by Michael G. Hutton

I was lucky enough to gain the award as outstanding boy in that group which gave me lots of confidence for the next stage in my career. I was to be a member of the band to be sent to Malta to become band of the Commander in Chief Admiral Lord Louis Mountbatten. The band would form for training in November of that year, just after my 18th birthday.

1952. After considerable practice and training the band by mid February was ready to leave and in March 24 of us flew from RAF Northolt to Malta to join HMS Glasgow. We were to become the C in Cs Band Mediterranean Fleet, the C in C being Lord Louis Mountbatten. It's impossible after all these years to remember all our exploits and movements but I will try to recall a few.

When we embarked on the Glasgow we were without many of our instruments, having flown out to Malta in a 'Dakota' there was only room for our kit and small instruments, so the heavy brass, percussion, string basses and 'cello were sent by sea to arrive a couple of weeks later. Unfortunately the instrument crate packed correctly at the RMSM arrived in Malta the wrong way up and one of the double basses was damaged and my 'cello was flattened into hundreds of pieces! No hard cases in those days, and it was an instrument that had been presented to me by Jimmy Pottle for a performing prize at the RMSM the previous year. What a start to a two and a half year commission - however, we managed to borrow instruments for the few weeks until replacements arrived. (Incidentally I did manage to get the original 'cello repaired and had it back in a couple of months.) On HMS Glasgow we had to live in the Gun - Room flat area which is where the midshipmen had their quarters. There were 120 Royal Marines on board so there was no room for the band on the marines mess deck, although we were able to borrow half a table at TOT time for those who were old enough to draw their tot of course. All of those under age ie; under 20 just hung around for sippers!!! The Band Officer Lt Ernie Ough had a cabin and the Bandmaster also had a small cabin where all our music and small instruments were kept and most of the administration for the band was done. The rest of us shared lockers and a space not much bigger than a couple of snooker tables. I'm not sure how we managed during those difficult times having to perform daily at many different functions and wear many different uniforms for each gig.

In the 50s most bands on HM ships were 18 strong, but being the C in Cs we were augmented to 24 including the luxury of an Oboe, Cpl Tubby Griffiths, a Bassoon, my mate Denis Ovenden and two French Horns in John Stone and Jonny Corner.

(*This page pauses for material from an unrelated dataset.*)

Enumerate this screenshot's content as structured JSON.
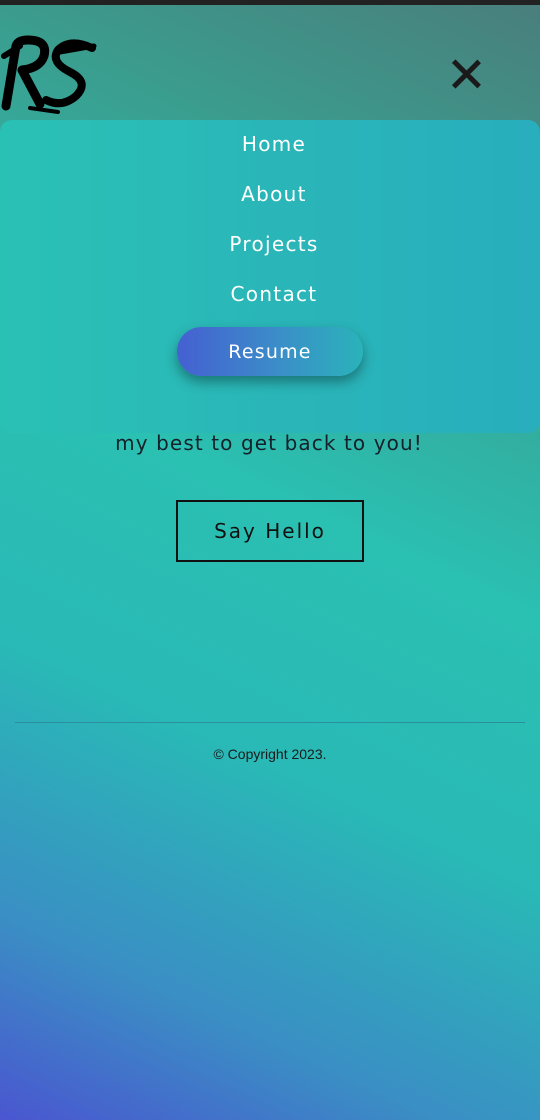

The Bandmaster was Crash Petters (his nick name comes from being a star on the Cymbals!!!) and the Band Officer already mentioned. Finding anywhere on a Cruiser to practice and rehearse was very difficult.

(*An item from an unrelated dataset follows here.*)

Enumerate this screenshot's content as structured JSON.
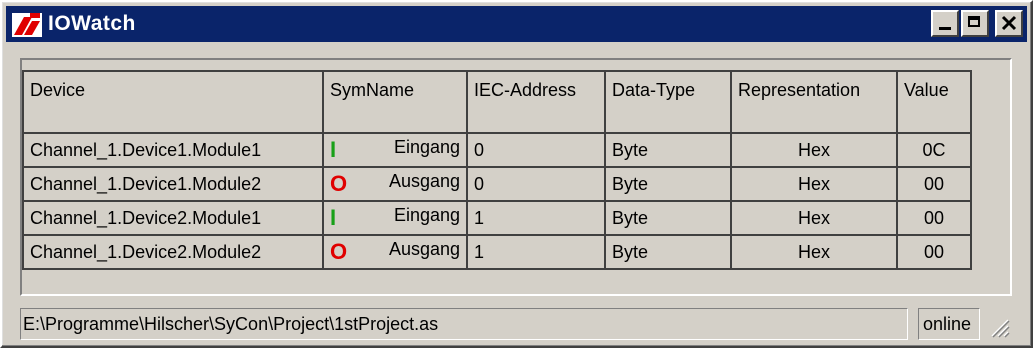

We were allowed to rehearse in the dining area most days (the Glasgow had a central feeding system unlike most other ships where you ate, lived and slept on a mess deck) but private practice was a non event although I do recall Denis and I playing duets in some unheard of place deep in the bowels of the ship with about a square yard of space each, just about room to use half the bow!. We had many good players in the band…Ray West was our lead Violin & Alto Sax, Jim Mason Solo Clarinet, Jim Beach Solo Cornet and the great Stan Wilkinson our 1st Trombone. More names later….

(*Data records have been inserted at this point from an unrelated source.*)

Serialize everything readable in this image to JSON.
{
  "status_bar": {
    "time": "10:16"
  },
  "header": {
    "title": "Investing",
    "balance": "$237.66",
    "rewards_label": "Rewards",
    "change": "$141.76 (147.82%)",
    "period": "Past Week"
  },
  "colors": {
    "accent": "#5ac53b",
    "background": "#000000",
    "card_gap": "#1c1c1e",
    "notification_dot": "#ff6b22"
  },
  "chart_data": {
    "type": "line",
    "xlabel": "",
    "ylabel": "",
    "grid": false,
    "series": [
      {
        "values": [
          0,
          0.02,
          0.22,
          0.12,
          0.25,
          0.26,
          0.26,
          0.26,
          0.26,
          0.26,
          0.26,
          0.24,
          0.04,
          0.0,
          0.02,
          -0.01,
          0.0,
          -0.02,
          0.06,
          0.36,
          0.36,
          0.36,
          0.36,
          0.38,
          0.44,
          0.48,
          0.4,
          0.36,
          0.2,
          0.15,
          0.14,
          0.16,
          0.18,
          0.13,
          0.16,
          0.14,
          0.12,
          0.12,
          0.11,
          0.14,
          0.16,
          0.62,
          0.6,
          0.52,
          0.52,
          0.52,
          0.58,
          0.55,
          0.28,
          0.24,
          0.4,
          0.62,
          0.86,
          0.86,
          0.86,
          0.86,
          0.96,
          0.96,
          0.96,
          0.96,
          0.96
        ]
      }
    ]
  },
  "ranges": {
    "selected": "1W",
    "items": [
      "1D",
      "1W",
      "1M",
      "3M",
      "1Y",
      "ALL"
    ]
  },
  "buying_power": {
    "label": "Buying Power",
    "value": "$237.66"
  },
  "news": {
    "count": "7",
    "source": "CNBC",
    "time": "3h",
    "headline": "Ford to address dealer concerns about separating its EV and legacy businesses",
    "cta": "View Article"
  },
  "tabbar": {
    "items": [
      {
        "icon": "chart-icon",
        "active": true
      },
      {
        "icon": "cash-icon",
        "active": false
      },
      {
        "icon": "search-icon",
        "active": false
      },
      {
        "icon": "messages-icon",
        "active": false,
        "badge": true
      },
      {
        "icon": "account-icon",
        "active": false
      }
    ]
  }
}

Once Mountbatten arrived on the scene in May we were kept busy with engagements all over the Med especially in Greece where he was of course particularly pally with the Royal family and I think we went there so many times that I even had a regular girl friend in Piraeus! That's the port for Athens. There were many diplomatic visits to France and Italy that were necessary at that time not long after the war and one included a trip to Yugoslavia and Brioni which was President Tito's HQ and Private Island. Some of our cruises were on HMS Surprise which was Lord Louis' sort of Royal Yacht, but there was only room for about 7 or 8 of us - just enough to play for entering and leaving harbour, colours, a small orchestra for dinners and cocktail parties etc; Piano, Bass and Drums for dance gigs.

Time to mention our percussionist Ginge White-Sansom who I see every year at the 'All Stars'. These trips were most uncomfortable as there was little space on HMS Surprise for RM Bandsmen.

Previous | Home | Next  1 - Photo  by Richard (Dickie) Valentine  1 - Photo  by Richard (Dickie) Valentine
Richard Valentine -1996 - 2010 © - All rights reserved